PFW | Autumn Winter 17 | Day 4
| Vanessa Seward |
Vanessa Seward issued an earnest ode to the Seventies based on her own personal style. The collection is a time capsule from the Seventies, earnestly retro with its disco soundtrack and Guy Bourdin-inspired makeup of shiny red lips and pink eyeshadow up to the brow line. The models sauntered around in sassy bourgeois attire, such as a lean, tawny brown leather dress with a tasseled zipper unzipped to reveal an ivory turtleneck underneath; and a trench over a purple and blue leopard-print shirt and matching fluid pants worn with a headscarf and white shoes.
The printed dresses with keyhole necks; mossy green fur cape worn with a headscarf, and a white tuxedo-jacket dress with sheer black tights and white open-toe shoes were so unironically retro, they felt more like paper doll clothes based on Seward’s own vintage wardrobe than designs for today. And there’s a market for that. Seward has five stores, and just before she opened her London location, Kate Middleton bought a dress and was photographed wearing it.
| Issey Miyake |
Yoshiyuki Miyamae cast his eye skyward for the theme of his fall collection — aurora borealis, or in Issey Miyake speak, “chromatic fantasia.” The designer was fascinated by effects of the Northern lights, which overlap, intertwine, ripple and change.

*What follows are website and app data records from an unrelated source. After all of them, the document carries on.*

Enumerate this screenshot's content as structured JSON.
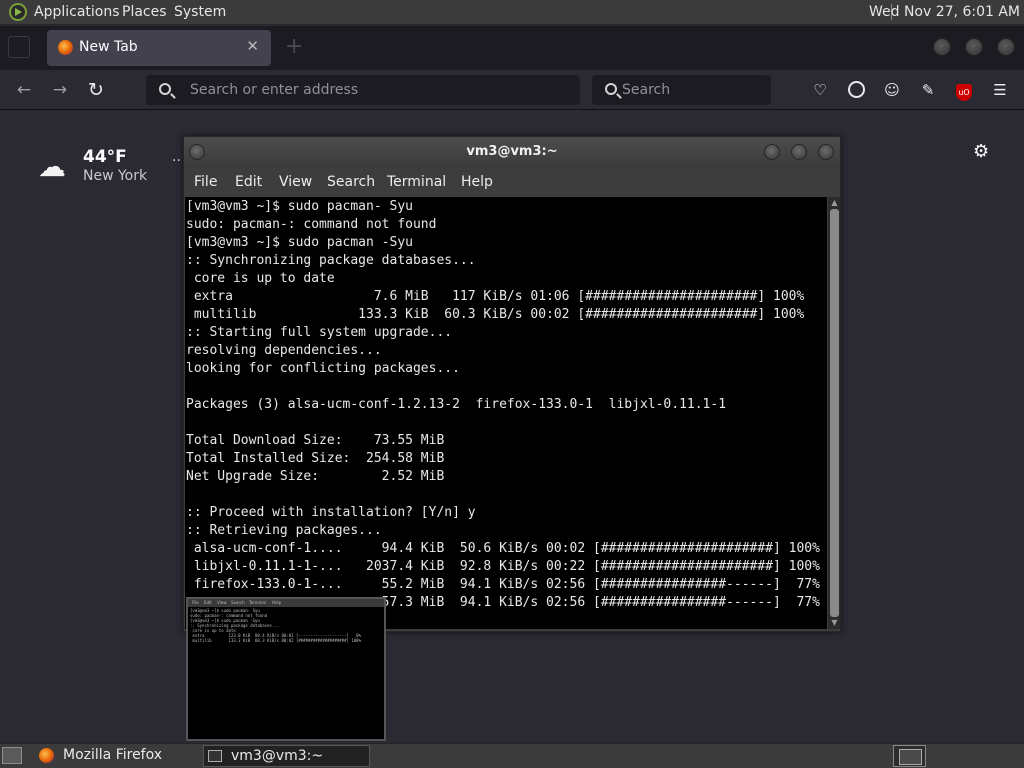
{
  "top_panel": {
    "menu": [
      "Applications",
      "Places",
      "System"
    ],
    "clock": "Wed Nov 27,  6:01 AM"
  },
  "firefox": {
    "tab": {
      "title": "New Tab",
      "close": "✕"
    },
    "new_tab": "+",
    "nav": {
      "back": "←",
      "forward": "→",
      "reload": "↻"
    },
    "address_placeholder": "Search or enter address",
    "search_placeholder": "Search",
    "toolbar_icons": [
      "pocket-icon",
      "circle-icon",
      "account-icon",
      "extensions-icon",
      "ublock-icon",
      "menu-icon"
    ],
    "weather": {
      "temp": "44°F",
      "city": "New York",
      "more": "··"
    }
  },
  "terminal": {
    "title": "vm3@vm3:~",
    "menu": [
      "File",
      "Edit",
      "View",
      "Search",
      "Terminal",
      "Help"
    ],
    "lines": [
      "[vm3@vm3 ~]$ sudo pacman- Syu",
      "sudo: pacman-: command not found",
      "[vm3@vm3 ~]$ sudo pacman -Syu",
      ":: Synchronizing package databases...",
      " core is up to date",
      " extra                  7.6 MiB   117 KiB/s 01:06 [######################] 100%",
      " multilib             133.3 KiB  60.3 KiB/s 00:02 [######################] 100%",
      ":: Starting full system upgrade...",
      "resolving dependencies...",
      "looking for conflicting packages...",
      "",
      "Packages (3) alsa-ucm-conf-1.2.13-2  firefox-133.0-1  libjxl-0.11.1-1",
      "",
      "Total Download Size:    73.55 MiB",
      "Total Installed Size:  254.58 MiB",
      "Net Upgrade Size:        2.52 MiB",
      "",
      ":: Proceed with installation? [Y/n] y",
      ":: Retrieving packages...",
      " alsa-ucm-conf-1....     94.4 KiB  50.6 KiB/s 00:02 [######################] 100%",
      " libjxl-0.11.1-1-...   2037.4 KiB  92.8 KiB/s 00:22 [######################] 100%",
      " firefox-133.0-1-...     55.2 MiB  94.1 KiB/s 02:56 [################------]  77%",
      "                         57.3 MiB  94.1 KiB/s 02:56 [################------]  77%"
    ]
  },
  "preview": {
    "menu": [
      "File",
      "Edit",
      "View",
      "Search",
      "Terminal",
      "Help"
    ],
    "lines": [
      "[vm3@vm3 ~]$ sudo pacman- Syu",
      "sudo: pacman-: command not found",
      "[vm3@vm3 ~]$ sudo pacman -Syu",
      ":: Synchronizing package databases...",
      " core is up to date",
      " extra          123.0 KiB  88.4 KiB/s 00:01 [--------------------]   0%",
      " multilib       133.3 KiB  60.3 KiB/s 00:02 [####################] 100%"
    ]
  },
  "taskbar": {
    "firefox": "Mozilla Firefox",
    "terminal": "vm3@vm3:~"
  }
}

The fabrics used were the embodiment of this, not only because of their incandescent colors of blues, purples, reds, greens and oranges. Always searching for new techniques, Miyamae, for instance, presented 10 looks that pulsed with grooved. These were made of raw wool from Shetland sheep raised on fields in a part of Scotland touched by the Northern Lights. It was dyed in five hues and combed into a thread before being woven into the aurora’s colors, which change depending on the angle from which they’re seen.
| Christian Dior |

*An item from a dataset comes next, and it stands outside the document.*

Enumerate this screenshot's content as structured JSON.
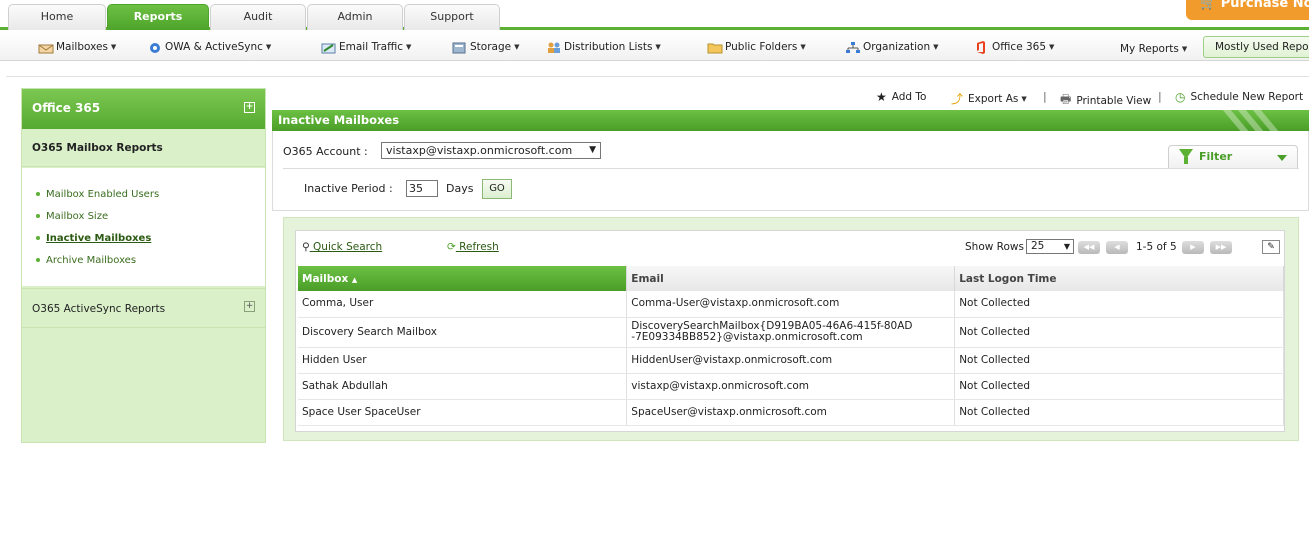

Maria Grazia Chiuri's unified her wide-ranging sophomore collection for Dior with a focus on blue. Immediately upon her arrival at Dior, Maria Grazia Chiuri set about tackling what has long been a challenge for the house: daywear. She undertook that task at a politically charged moment in the culture, a moment that spurred her to include her now-famous “We should all be feminists” T-shirts in her debut collection last season.
Chiuri used the word “genderless” as part of the appeal of the color blue, on which she built her fall collection.
“Among all the colors, navy blue is the only one which can ever compete with black, it has all the same qualities.” - House Founder. These words spoke to Chiuri as a member of a generation drawn to black; she thought that focusing on blue, rich with natural and cultural symbolism, would facilitate a fusion between the house creative ethos and her own.
Chiuri listed uniform dressing among her references, and leather berets and cross-bodies slung with the bags in back imposed a militaristic ardor on some of the dark, unfussy clothes.
Evening proved interesting, as Chiuri’s models wore her moody, ethereal tulles and embroideries with relaxed attitudes. Yet the biggest stars weren’t the dresses that sparkled, but a trio in deep blue velvet, as intriguing as the midnight sky.
| Zuhair Murad |
Sixties icons — Françoise Hardy, Brigitte Bardot and Marianne Faithfull were the inspiration for this carefree mood of Zuhair Murad’s fall collection. There were flirty mini dresses in chiffon and sequins, gauzy floral skirts and sheer blouses, as well as dramatic capes and fur coats with graphic color patterns adorning the front.
Murad wants daytime options to incorporated elements of his couture line. The main challenge, he faced, was translating his ornamentation techniques — the embroideries and crystal work he is prized for into versions, like fabric overlays, more suited to ready-to-wear.
| Yohji Yamamoto |
Life isn’t always easy on a living legend, and not because the world expects too much of you. Sometimes, the world is all too ready to give you a pass. Just ask Yohji Yamamoto. “I felt I needed to change. After more than 40 years, I became too famous. People normally respect me without any reason. Like a legend, I don’t like it. I want to make people surprised or inspired. I needed real creation.” - Yohji Yamamoto
This was Yamamoto’s most abundant collection in some time, and his most lyrical, his past two more austere and tougher in attitude. As he’s done sometimes in the past, Yamamoto featured his own guitar playing on the soundtrack, this time reciting lyrics as well.